The Statesman Desk | New Delhi |

If we are to look back at, and review, the Indian cricket board’s decision to conduct the game in the country’s capital city and its contiguous areas by means of an ad hoc committee that would be answerable to it, we had better begin where blizzards of allegations about wanton favouritism ~ and, on the flip side, criminal neglect of real talent ~ in team selection hit New Delhi.

To say that is not to ignore, or endorse, our facile adoption of a customary boys-will-be-boys insouciance about administrative wrongdoing until things really get out of hand. The most important thing in this is the damage that has been done in terms of bypassed, if not culpably sidelined, young ones with immeasurable potential.

Anyone thinking about it with a pan-Indian perspective will deem it a blow to our growth in the game and therefore, seriously regrettable. It, of course, might come to be argued that the Delhi and District Cricket Association is but one among many sporting organisations in this land that is a byword for bitter faction feuds, serious fiancial irregularities and a lot of assorted, conseqential ills that do it no good, but it has over the years been extremely difficult not to arrive at the conclusion that the DDCA, while not a unique specimen of its kind, was never really very far from being alone in its own class.

The presence of highvisibility and high-power people in its corridors, whether as kings or king-makers, was always a kind of guarantee for their cronies to attempt so much that was very, very low and pull it off without being pulled up. So high has been the pile of misdeeds that internally organised correctional efforts ~ sometimes in the form of elections ~ seemed never to yield the desired result.

Fresh flare-ups were never too far away. The language used in the backand- forth could very often be terribly toxic. The warp and weft of endless rounds of politicking sometimes manifested itself in the way the teams functioned, sometimes embarrassing themselves. Stalwarts found themselves obliged to step aside ~ and eventually retreat without making a noise.

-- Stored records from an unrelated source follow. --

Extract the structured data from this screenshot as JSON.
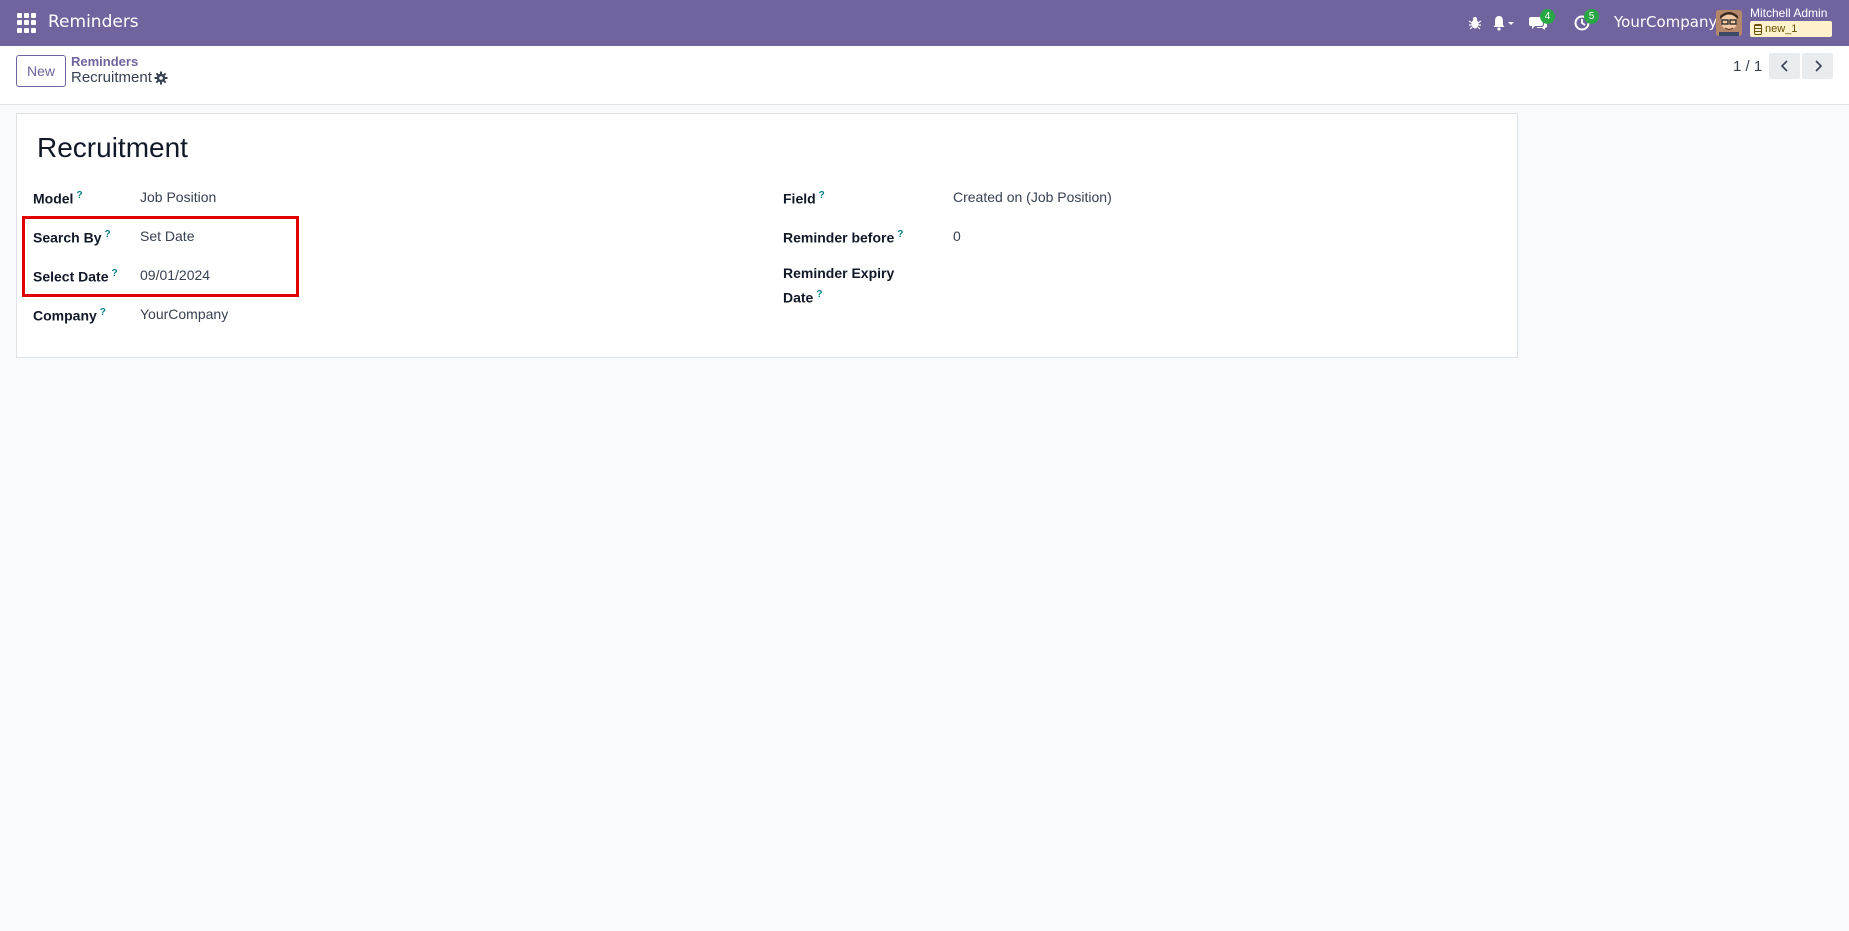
{
  "app": {
    "title": "Reminders"
  },
  "topbar": {
    "messages_count": "4",
    "activities_count": "5",
    "company": "YourCompany",
    "user_name": "Mitchell Admin",
    "db_name": "new_1"
  },
  "controls": {
    "new_label": "New",
    "breadcrumb_parent": "Reminders",
    "breadcrumb_current": "Recruitment",
    "pager": "1 / 1"
  },
  "record": {
    "title": "Recruitment",
    "fields_left": [
      {
        "label": "Model",
        "value": "Job Position"
      },
      {
        "label": "Search By",
        "value": "Set Date"
      },
      {
        "label": "Select Date",
        "value": "09/01/2024"
      },
      {
        "label": "Company",
        "value": "YourCompany"
      }
    ],
    "fields_right": [
      {
        "label": "Field",
        "value": "Created on (Job Position)"
      },
      {
        "label": "Reminder before",
        "value": "0"
      },
      {
        "label_line1": "Reminder Expiry",
        "label_line2": "Date",
        "value": ""
      }
    ]
  },
  "colors": {
    "brand": "#71639e",
    "highlight": "#e00000",
    "badge": "#28a745",
    "help": "#017e84"
  }
}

And the long period during which the Board of Control for Cricket in India, far less sure of itself than before, had the top court-appointed committee of administrators running it might have been mistaken for a spell of go-as-you-like entertainment, mostly selforiented.

Throughout the trading of barbs and tricks, the DDCA never seemed to feel that well might matters come to a head, sooner rather than later. In Rajasthan, when the BCCI decided to crack the whip to push Lalit Modi into the margin, it was under a certain kind of compulsion. In Delhi, it faced a different problem.

If the ad hoc panel finds a way out of the mess, it will be a gentle reminder that cricket is only a game.